In the face of this authority, defendants argue that Daebo Shipping's request for leave to amend the Complaint again should be denied as futile. They explain that even if Daebo International were substituted as the plaintiff, the arbitral award would still not be enforceable in that lawsuit, because Daebo International was not the entity that prevailed in arbitration. Def. Reply Br. 4--5. Although defendants' contention may ultimately prove to be correct, the Court concludes that it is premature to resolve that issue, particularly inasmuch as defendants first made this futility argument in their reply brief. The Court will benefit from more fulsome briefing on the issue of whether a successor-in-interest such as Daebo International can properly sue to vindicate an arbitral award favoring an entity, no longer extant, that merged into it. See Def. Reply Br. 18 n.7 (acknowledging that their reply brief "is not intended to be an exhaustive demonstration of the totality of the grounds under which enforcement . . . should be denied").
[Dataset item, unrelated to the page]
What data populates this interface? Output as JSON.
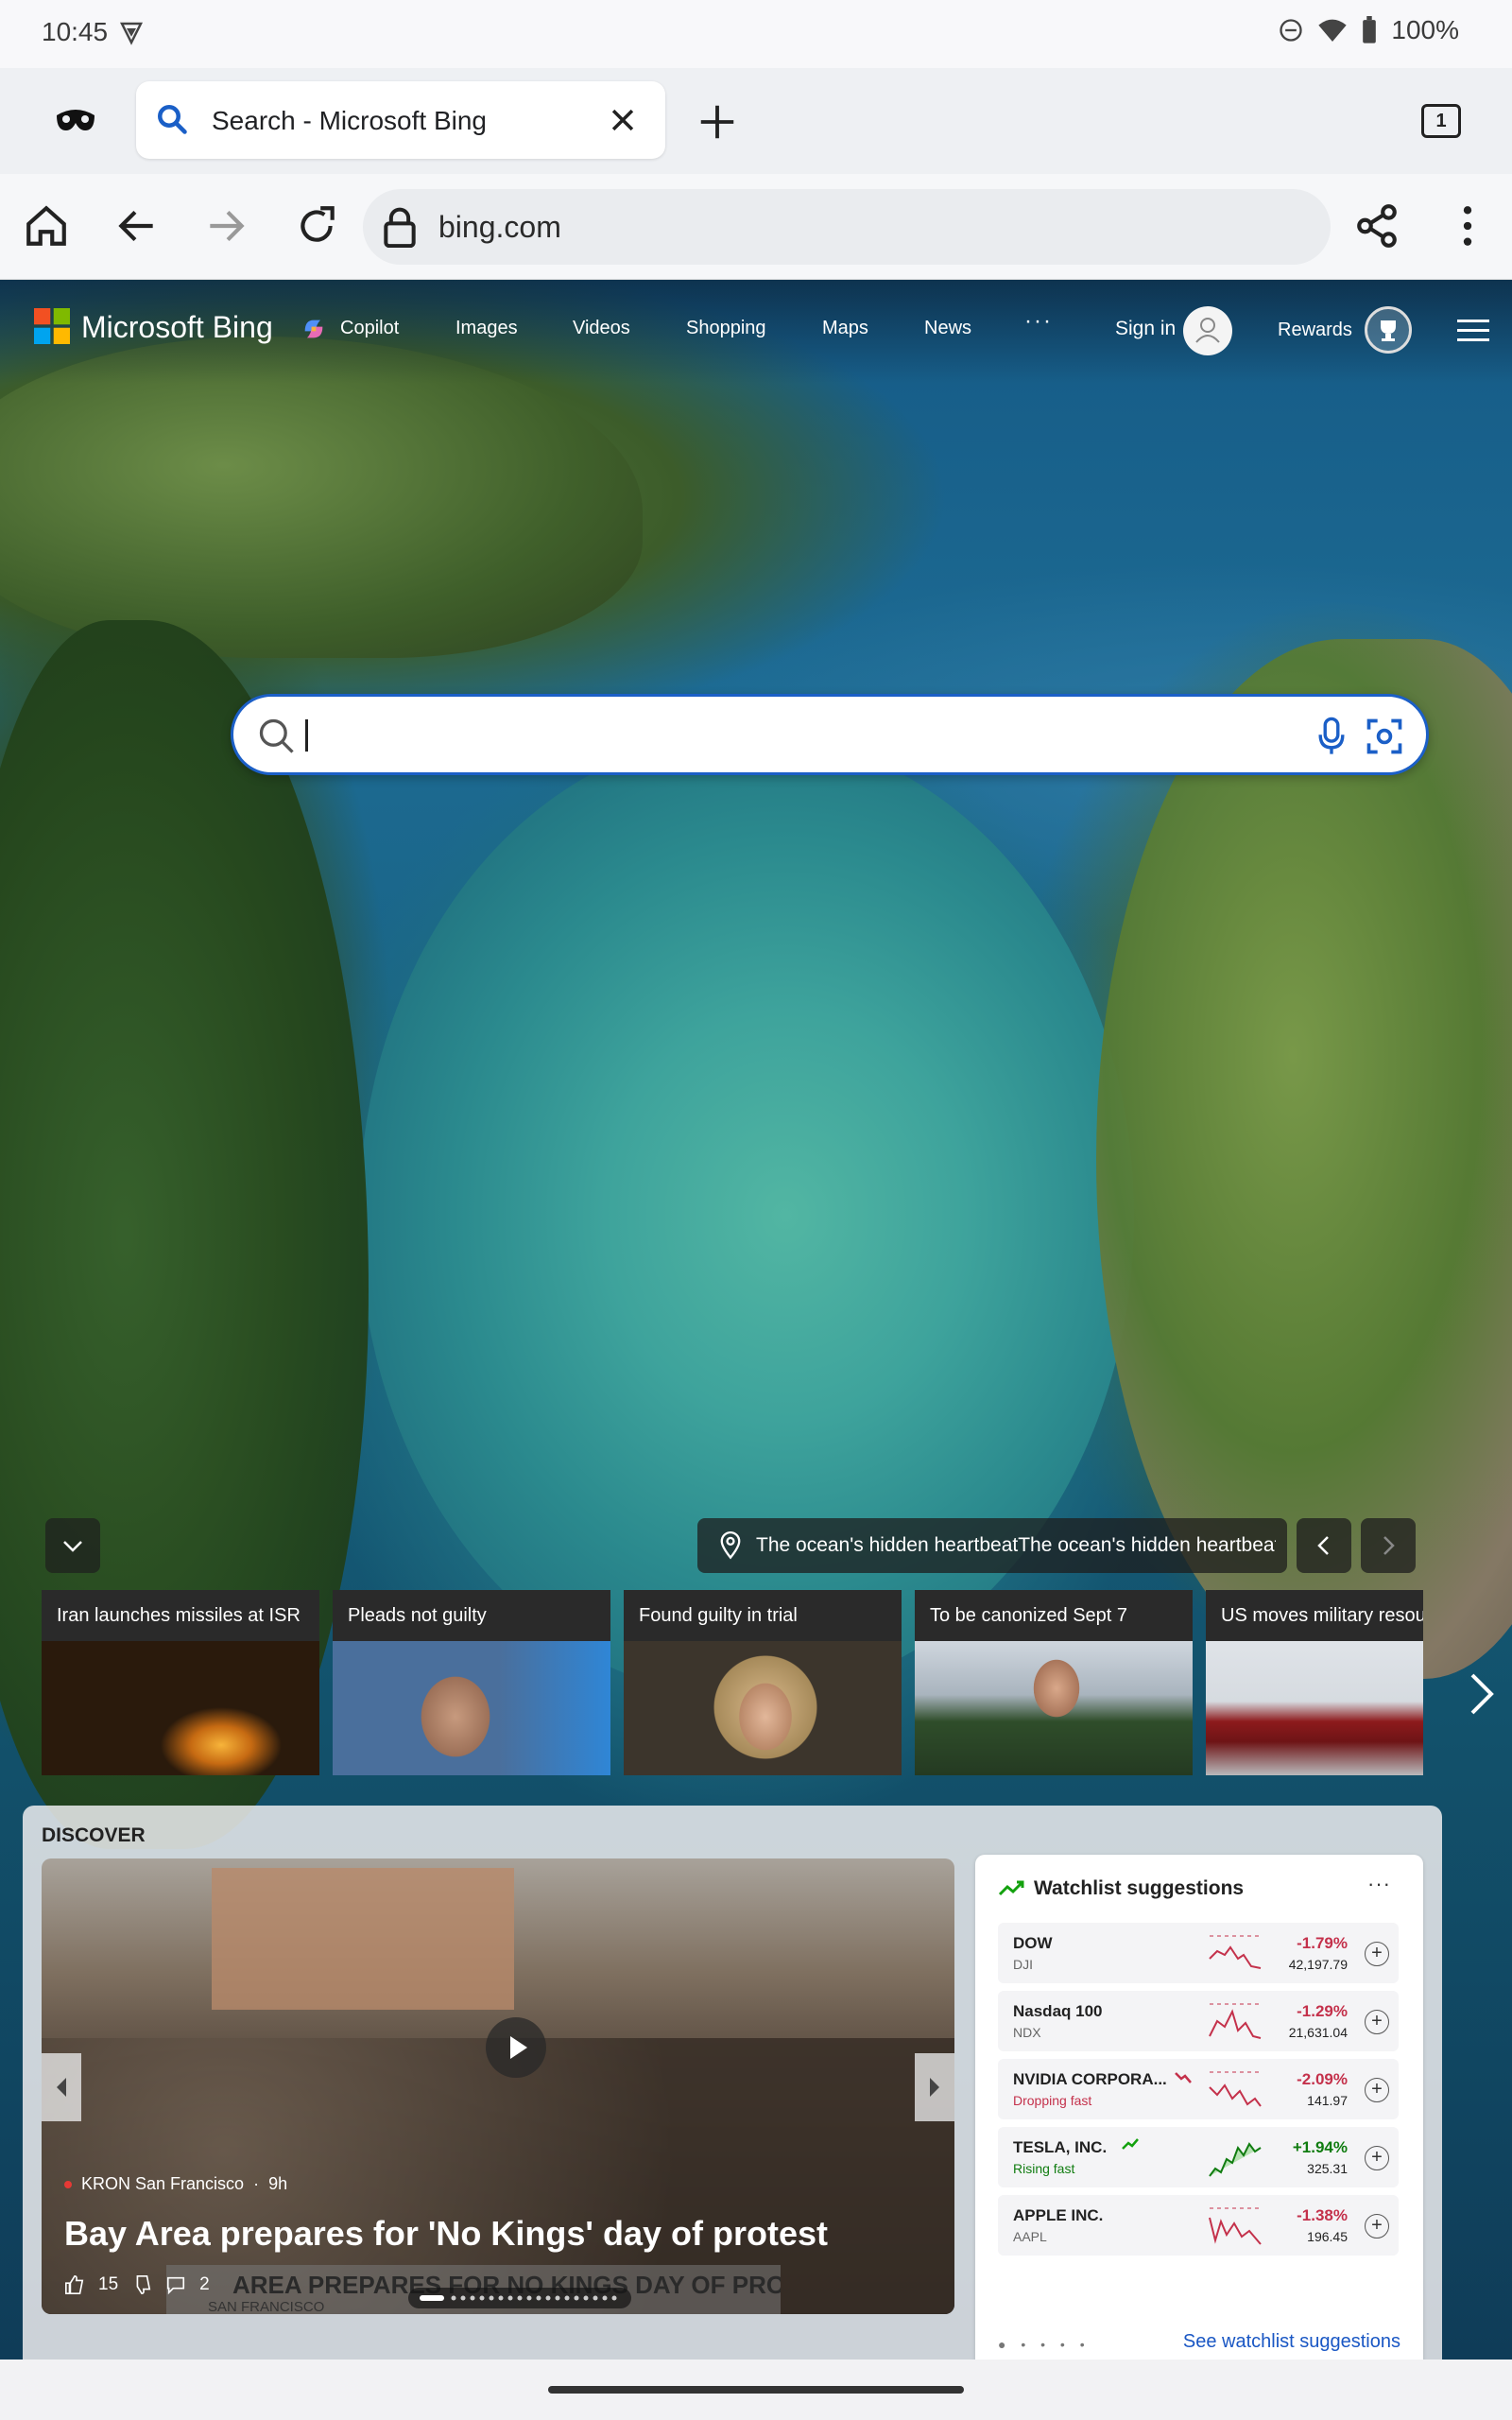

Therefore, the Court grants Daebo Shipping's request for leave to file a second amended complaint naming Daebo International as the proper plaintiff. Following such a filing, defendants are at liberty to move to dismiss, including on the grounds ...